- Draft a budget to make sure you’re comfortable with the monthly payments
- Compare lenders by shopping around and getting estimates. Be sure to not compare only interest rates but also repayment terms, fees charged, and eligibility requirements
- Get your documents in order and make application. Most lenders have online HELOC applications to make this process fast and convenient. Be prepared to submit your income asset documentation at the time you’re applying
- Get a home appraisal. After the underwriter verifies your credit and income, your lender will contact an appraiser to verify your home’s current value. This helps determine how much you can borrow on your HELOC. The appraiser will contact you to schedule the appraisal inspection
- Close the loan. Depending on where you live and your lender, a HELOC closing may be scheduled either at their office, an attorney’s office, or possibly at your home
- Get your cash. After closing and your right of rescission period has passed, you’ll be able to access your funds. You’ll be able to access your funds when needed by either writing a check, making an online transfer to a different account, or with a credit or debit card associated with the HELOC
The entire HELOC process, from when you apply to when you receive your funds, can take two to four weeks. The need for a home appraisal and full underwriting means HELOC loans can’t close instantaneously. However, some lenders are faster than others so it pays to shop around and ask lenders about their estimated closing times.
A HELOC is a type of mortgage loan. A HELOC is a second mortgage, meaning it’s taken out in addition to your primary home loan. The two loans will have separate terms and payments. The main difference between a HELOC and a traditional mortgage is that a HELOC is typically taken out after you’ve bought your home and accumulated equity.
A HELOC is repaid to your lender in a couple of different ways. Most lenders require interest-only monthly payments during the initial draw period. Once the draw period is over (typically 10 years), you will begin to make monthly payments that include principal and interest. If you sell your home and have a balance on your HELOC, the balance of your first and second mortgage will both be paid in full using the sale proceeds.
Like any other type of loan, a HELOC isn’t without risks. However, they can be a great option when you need to cash out equity but don’t want to lose the low fixed rate on your existing mortgage. Another HELOC benefit is that you may be able to deduct HELOC interest charges if you use the funds to buy a home or improve your existing home.

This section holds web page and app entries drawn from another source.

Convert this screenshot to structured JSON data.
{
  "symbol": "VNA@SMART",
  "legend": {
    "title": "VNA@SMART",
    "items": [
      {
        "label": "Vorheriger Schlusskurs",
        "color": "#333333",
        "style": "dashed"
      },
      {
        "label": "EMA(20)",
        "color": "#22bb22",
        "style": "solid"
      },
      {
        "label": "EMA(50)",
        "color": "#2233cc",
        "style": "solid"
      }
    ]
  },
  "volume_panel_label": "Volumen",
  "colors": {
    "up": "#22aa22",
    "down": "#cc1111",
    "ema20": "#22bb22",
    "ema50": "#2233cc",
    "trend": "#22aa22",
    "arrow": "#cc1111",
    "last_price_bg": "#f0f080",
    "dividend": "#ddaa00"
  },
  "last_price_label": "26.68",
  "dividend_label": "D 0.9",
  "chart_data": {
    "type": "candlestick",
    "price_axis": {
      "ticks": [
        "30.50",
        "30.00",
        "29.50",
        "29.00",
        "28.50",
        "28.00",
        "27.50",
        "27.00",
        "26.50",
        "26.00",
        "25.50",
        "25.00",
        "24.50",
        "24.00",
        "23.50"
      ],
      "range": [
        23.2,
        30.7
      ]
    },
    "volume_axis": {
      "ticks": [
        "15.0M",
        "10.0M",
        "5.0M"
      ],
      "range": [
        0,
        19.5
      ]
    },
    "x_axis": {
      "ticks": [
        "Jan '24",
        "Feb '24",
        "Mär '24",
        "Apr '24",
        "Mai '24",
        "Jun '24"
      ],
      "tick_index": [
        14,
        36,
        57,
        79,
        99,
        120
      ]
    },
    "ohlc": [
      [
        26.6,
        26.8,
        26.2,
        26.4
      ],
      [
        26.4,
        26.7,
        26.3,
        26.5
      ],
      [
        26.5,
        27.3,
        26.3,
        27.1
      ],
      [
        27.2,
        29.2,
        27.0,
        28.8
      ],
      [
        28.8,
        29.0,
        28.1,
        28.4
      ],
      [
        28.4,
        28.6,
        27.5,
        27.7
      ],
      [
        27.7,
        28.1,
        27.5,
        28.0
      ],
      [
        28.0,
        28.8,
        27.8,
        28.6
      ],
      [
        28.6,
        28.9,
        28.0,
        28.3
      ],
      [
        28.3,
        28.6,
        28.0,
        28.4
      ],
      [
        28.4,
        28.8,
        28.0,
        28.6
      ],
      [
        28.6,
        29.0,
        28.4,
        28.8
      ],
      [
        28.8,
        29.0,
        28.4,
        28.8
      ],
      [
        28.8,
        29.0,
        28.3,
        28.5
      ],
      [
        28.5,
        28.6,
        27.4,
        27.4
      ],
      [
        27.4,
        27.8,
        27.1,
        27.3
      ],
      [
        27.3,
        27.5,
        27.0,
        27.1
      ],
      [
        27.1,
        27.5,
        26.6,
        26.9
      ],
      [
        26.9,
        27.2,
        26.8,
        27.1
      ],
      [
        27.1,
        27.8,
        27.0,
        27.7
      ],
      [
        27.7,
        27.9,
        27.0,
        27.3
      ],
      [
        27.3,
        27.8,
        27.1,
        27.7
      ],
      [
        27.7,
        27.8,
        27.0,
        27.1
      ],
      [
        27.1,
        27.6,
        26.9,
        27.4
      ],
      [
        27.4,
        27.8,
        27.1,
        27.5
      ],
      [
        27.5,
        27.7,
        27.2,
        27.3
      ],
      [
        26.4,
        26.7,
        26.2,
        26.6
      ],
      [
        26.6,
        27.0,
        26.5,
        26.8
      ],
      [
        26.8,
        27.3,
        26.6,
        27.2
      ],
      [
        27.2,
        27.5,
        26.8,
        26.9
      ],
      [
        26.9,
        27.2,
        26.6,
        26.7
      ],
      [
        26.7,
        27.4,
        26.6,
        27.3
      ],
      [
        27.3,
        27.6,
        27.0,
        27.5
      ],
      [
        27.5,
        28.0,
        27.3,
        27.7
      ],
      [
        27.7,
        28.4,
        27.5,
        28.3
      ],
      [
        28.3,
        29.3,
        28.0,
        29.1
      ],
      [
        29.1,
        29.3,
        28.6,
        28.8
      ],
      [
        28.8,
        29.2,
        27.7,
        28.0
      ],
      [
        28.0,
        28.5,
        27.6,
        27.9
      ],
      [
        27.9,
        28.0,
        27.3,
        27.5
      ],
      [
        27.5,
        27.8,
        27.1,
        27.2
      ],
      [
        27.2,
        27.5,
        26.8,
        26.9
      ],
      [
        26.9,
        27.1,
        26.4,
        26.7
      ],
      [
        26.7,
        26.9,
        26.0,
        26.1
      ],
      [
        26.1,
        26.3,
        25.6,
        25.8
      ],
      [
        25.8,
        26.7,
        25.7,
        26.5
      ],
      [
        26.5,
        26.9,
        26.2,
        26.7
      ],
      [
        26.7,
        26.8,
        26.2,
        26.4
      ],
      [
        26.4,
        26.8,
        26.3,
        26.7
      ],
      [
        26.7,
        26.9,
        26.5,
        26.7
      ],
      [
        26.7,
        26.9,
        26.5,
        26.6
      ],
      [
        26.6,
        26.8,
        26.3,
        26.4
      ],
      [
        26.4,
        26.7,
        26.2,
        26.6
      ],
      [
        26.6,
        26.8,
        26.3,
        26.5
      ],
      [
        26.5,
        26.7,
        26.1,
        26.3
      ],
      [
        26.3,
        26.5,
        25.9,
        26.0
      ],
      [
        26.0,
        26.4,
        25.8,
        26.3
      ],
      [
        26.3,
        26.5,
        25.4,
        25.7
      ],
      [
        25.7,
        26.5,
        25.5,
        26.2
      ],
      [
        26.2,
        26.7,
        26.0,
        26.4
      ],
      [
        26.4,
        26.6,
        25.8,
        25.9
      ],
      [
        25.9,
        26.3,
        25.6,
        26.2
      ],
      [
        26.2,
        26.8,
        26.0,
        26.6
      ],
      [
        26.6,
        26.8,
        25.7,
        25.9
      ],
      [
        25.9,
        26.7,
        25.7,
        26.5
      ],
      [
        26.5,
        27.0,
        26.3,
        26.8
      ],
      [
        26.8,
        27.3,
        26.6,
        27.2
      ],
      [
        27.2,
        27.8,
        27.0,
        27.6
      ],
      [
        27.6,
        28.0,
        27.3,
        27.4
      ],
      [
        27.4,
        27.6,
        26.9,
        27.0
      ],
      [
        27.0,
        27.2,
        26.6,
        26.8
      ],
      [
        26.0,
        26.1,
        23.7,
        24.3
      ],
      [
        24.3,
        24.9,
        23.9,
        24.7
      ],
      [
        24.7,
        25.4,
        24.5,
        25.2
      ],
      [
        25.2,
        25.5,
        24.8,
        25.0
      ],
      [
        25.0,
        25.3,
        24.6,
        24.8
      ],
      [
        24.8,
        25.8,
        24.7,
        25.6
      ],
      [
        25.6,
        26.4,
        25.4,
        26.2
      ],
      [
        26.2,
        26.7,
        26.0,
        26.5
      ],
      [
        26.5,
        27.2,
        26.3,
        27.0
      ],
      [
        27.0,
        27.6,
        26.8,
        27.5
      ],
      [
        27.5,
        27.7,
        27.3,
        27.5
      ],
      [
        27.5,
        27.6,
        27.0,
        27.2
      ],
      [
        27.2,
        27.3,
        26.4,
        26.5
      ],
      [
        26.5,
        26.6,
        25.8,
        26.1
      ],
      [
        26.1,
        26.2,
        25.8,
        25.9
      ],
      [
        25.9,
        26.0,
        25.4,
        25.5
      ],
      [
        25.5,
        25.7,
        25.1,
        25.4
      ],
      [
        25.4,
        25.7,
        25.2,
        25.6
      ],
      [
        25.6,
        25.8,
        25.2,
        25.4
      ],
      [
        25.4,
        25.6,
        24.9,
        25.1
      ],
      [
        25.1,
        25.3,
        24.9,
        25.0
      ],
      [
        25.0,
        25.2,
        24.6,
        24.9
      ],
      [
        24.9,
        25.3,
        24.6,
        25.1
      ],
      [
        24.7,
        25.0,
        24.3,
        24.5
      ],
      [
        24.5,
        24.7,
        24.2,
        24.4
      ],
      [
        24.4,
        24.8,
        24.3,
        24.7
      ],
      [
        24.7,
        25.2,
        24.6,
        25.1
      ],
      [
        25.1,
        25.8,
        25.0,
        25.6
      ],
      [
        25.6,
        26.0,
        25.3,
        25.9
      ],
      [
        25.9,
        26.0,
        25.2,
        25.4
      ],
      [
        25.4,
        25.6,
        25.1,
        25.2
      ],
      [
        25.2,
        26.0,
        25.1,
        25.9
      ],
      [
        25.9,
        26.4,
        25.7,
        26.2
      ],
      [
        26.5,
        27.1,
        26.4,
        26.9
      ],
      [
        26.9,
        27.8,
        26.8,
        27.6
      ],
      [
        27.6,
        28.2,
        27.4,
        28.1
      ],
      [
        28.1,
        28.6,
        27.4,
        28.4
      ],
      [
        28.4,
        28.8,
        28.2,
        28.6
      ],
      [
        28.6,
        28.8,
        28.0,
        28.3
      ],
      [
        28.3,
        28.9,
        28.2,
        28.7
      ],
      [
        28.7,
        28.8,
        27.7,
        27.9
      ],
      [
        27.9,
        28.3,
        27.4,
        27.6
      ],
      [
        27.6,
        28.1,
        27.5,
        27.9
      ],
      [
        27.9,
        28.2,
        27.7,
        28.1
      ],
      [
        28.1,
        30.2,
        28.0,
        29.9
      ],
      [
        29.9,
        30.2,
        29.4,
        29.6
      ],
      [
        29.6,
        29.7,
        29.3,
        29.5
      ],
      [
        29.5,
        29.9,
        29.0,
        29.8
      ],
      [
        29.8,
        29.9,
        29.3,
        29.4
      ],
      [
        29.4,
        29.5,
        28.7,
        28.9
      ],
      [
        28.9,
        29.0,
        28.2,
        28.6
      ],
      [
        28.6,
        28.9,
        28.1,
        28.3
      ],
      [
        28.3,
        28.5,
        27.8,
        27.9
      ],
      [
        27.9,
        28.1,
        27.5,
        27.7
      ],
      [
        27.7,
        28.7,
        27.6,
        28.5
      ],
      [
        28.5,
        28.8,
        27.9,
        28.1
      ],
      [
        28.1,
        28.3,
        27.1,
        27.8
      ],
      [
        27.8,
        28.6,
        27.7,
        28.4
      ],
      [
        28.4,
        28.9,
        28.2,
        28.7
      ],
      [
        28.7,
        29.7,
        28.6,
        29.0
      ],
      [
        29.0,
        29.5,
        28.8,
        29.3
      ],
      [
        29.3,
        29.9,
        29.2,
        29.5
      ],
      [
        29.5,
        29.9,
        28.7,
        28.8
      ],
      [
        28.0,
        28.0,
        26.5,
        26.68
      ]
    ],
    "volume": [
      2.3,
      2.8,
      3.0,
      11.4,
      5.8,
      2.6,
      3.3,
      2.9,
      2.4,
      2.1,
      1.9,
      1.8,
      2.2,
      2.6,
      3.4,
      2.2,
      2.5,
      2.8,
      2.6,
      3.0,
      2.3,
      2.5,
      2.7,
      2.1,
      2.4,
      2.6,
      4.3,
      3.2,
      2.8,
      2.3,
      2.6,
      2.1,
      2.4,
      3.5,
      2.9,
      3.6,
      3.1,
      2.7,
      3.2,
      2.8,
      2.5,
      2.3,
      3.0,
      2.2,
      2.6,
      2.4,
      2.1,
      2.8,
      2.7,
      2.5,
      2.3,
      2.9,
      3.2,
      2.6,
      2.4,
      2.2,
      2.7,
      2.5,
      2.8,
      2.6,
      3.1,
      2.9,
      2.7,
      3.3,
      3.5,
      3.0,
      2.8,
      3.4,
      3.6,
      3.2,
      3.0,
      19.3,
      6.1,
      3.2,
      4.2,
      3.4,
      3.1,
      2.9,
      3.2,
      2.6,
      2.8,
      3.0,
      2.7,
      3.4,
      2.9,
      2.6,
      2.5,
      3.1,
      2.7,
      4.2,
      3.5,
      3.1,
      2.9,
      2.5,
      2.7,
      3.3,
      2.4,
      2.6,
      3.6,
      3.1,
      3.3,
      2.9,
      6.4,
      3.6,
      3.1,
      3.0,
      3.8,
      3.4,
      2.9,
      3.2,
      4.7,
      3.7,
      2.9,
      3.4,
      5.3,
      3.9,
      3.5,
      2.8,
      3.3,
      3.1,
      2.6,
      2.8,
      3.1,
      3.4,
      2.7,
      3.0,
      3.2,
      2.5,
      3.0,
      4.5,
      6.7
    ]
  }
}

When you make an application for a HELOC, your lender will pull your credit. Credit inquiries have the potential to temporarily lower your credit scores, although the impact is small — usually 5 points or less. On your credit report, a HELOC will show up as a revolving line of credit, like a credit card. If you have too much debt, as well as too many open lines of credit, this can have a negative effect on credit scores. On the flip side, making HELOC payments on time and in full can help boost your credit score in the long run.
HELOC loans have a draw period and a repayment period. Funds are borrowed during the draw period, which is typically 10 years. Once the 10-year draw period ends, the outstanding balance converts to a principal and interest loan for a 20-year repayment period.
Is a HELOC right for you?
Understanding how a HELOC works, how much of your home’s equity you can access, and what qualifications are necessary can help you decide if a HELOC is right for you. When you’re ready to take the next steps, talk to a mortgage lender to discuss your options.